[Interface dataset entries]
____

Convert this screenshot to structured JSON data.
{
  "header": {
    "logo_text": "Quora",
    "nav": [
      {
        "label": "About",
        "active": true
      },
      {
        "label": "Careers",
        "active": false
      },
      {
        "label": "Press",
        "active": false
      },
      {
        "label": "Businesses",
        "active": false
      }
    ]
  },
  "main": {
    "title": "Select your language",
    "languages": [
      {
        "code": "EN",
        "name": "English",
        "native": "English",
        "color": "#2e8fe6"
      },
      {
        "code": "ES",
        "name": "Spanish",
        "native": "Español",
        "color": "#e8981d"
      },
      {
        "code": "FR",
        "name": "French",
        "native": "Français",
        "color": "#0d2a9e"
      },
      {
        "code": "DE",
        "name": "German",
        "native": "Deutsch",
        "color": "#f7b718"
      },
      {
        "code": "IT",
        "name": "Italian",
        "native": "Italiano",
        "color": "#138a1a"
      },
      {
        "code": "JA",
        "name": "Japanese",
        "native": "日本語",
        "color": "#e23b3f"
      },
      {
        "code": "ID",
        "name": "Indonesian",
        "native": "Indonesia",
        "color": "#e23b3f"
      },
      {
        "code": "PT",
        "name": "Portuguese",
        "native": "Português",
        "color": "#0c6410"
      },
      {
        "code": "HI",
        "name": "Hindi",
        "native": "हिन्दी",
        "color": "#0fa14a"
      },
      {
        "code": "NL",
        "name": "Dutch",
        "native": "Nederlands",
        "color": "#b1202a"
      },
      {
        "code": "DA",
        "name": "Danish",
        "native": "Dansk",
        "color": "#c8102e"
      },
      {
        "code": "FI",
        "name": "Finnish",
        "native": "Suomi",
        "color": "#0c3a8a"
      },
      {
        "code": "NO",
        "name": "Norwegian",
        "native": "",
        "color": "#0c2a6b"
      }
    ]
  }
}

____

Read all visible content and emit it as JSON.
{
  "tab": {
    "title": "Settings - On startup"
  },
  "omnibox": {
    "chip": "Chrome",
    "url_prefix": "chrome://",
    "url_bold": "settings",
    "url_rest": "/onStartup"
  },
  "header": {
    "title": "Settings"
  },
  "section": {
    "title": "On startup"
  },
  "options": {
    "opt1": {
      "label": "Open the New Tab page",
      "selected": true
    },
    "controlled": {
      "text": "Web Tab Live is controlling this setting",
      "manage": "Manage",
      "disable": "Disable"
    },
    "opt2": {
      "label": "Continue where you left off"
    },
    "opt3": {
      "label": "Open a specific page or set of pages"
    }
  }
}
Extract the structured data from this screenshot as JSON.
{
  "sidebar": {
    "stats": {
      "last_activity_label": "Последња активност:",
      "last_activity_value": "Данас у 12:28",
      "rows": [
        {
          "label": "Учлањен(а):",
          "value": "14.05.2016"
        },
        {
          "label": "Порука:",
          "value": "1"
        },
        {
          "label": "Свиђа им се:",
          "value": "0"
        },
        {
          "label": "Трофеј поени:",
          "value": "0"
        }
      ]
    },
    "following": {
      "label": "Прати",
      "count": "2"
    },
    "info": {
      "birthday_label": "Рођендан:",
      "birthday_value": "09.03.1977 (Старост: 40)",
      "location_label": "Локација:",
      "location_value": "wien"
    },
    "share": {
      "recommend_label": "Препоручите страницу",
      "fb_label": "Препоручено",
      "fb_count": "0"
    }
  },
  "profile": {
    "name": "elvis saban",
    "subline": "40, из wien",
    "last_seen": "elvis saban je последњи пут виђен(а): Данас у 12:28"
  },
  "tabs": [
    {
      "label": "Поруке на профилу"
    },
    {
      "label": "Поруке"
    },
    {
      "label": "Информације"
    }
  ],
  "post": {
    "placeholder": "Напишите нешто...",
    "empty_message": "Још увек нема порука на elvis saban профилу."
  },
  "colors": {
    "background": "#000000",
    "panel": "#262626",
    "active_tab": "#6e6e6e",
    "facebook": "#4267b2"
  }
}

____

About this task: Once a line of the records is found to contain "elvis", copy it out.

Exercise solution:
    "name": "elvis saban",
    "last_seen": "elvis saban je последњи пут виђен(а): Данас у 12:28"
    "empty_message": "Још увек нема порука на elvis saban профилу."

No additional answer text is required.